Various factors affect the sarcoidosis signs and symptoms a person will experience, depending on the organ of the body that is affected by the disease. In general, symptoms include fever, fatigue, and loss of appetite. However, in many cases, symptoms of sarcoidosis never develop. If a person has general symptoms but no organ-specific symptoms, they most likely do not have sarcoidosis.
Many people who have sarcoidosis have no apparent symptoms. Often, the condition is discovered by accident, only because a person has had a chest x-ray for another reason, such as a pre-employment x-ray.
Some people have few sarcoidosis symptoms; others have many.
Symptoms usually depend on which organs the disease affects. The organs that can be affected by sarcoidosis include the:
- Lymph nodes
- Muscles and joints
- Parotid and other salivary glands
- Blood, urinary tract, or kidneys
- Pituitary gland.
When sarcoidosis occurs in the lungs, symptoms can include:
- Shortness of breath
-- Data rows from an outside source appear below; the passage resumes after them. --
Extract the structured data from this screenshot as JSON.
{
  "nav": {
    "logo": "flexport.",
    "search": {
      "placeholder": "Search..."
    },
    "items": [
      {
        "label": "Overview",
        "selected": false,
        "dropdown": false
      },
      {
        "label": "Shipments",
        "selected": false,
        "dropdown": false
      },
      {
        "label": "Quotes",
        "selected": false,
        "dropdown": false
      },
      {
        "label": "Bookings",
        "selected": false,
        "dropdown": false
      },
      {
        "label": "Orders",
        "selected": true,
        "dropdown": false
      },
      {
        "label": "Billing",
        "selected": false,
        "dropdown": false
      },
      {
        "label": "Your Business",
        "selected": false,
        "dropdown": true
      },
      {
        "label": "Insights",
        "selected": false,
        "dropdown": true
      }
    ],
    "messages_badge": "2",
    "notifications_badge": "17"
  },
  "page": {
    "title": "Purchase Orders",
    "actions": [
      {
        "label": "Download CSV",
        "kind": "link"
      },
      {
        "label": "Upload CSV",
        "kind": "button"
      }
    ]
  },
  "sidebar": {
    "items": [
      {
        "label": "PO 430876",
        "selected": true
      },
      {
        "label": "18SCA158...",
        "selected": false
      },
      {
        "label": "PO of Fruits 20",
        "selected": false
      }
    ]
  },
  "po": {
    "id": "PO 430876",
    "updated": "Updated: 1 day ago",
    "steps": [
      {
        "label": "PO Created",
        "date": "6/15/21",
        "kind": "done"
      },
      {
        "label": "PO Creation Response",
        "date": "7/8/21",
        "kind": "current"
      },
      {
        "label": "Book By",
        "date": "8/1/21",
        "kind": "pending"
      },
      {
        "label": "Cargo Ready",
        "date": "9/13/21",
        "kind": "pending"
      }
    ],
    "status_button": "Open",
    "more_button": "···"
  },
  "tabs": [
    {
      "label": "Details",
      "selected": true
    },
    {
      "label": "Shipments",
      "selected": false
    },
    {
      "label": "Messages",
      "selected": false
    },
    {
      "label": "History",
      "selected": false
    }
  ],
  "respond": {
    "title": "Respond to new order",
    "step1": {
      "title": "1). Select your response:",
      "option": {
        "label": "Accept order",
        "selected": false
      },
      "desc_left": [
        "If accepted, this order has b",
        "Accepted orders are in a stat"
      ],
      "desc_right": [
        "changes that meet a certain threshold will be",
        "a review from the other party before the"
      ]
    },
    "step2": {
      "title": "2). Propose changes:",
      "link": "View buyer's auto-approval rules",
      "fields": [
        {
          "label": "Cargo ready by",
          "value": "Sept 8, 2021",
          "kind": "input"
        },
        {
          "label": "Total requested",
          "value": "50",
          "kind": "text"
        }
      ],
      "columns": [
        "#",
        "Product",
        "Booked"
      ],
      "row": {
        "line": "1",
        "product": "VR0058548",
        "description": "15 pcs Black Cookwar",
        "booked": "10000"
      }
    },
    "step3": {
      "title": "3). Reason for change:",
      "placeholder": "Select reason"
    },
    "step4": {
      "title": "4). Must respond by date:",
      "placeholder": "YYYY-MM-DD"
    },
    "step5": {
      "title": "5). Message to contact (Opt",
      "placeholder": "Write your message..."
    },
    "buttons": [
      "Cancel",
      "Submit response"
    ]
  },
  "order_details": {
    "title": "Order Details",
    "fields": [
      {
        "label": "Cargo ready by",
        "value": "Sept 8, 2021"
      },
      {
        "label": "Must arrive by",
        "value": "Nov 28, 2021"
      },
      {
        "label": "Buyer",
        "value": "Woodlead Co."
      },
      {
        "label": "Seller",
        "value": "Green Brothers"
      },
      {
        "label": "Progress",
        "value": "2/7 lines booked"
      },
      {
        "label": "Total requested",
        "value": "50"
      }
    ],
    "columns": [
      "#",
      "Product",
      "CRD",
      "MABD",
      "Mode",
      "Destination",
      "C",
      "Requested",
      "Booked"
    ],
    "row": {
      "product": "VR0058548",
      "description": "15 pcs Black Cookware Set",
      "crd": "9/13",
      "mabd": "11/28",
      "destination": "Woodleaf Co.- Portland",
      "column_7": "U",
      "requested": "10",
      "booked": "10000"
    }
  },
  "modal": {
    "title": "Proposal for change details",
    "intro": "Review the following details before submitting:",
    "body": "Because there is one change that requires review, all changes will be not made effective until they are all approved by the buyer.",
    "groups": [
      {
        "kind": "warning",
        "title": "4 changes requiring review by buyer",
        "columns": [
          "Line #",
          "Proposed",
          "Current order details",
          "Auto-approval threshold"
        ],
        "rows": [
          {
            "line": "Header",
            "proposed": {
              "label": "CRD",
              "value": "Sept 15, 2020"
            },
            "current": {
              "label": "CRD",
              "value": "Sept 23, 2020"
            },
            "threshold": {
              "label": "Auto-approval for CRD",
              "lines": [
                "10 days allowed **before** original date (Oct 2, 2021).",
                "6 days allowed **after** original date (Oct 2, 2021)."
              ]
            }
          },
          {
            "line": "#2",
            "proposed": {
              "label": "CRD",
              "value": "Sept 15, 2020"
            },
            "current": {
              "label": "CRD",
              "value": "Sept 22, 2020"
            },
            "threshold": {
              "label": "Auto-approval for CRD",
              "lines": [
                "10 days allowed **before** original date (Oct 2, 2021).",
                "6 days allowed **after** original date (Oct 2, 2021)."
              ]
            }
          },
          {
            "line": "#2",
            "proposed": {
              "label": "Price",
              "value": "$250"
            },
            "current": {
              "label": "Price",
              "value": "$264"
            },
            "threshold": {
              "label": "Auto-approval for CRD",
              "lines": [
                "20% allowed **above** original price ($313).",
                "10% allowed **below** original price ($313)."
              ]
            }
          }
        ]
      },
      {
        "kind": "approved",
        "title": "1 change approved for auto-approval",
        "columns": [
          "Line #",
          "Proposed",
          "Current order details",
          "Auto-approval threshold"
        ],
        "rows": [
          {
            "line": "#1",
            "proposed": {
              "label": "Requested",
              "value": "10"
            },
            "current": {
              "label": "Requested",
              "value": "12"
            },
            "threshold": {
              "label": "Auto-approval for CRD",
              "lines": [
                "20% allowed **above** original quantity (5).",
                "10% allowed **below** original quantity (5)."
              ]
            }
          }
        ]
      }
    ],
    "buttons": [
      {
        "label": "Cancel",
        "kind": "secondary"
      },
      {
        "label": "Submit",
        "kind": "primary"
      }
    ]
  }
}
- A dry cough that doesn't bring up phlegm or mucus
- Pain in the middle of the chest that gets worse when you breathe deeply or cough (this is rare).
When sarcoidosis occurs in the lymph nodes, symptoms include enlarged and sometimes tender lymph nodes. The lymph nodes most commonly affected are in the:
Sarcoidosis can also affect lymph nodes in the: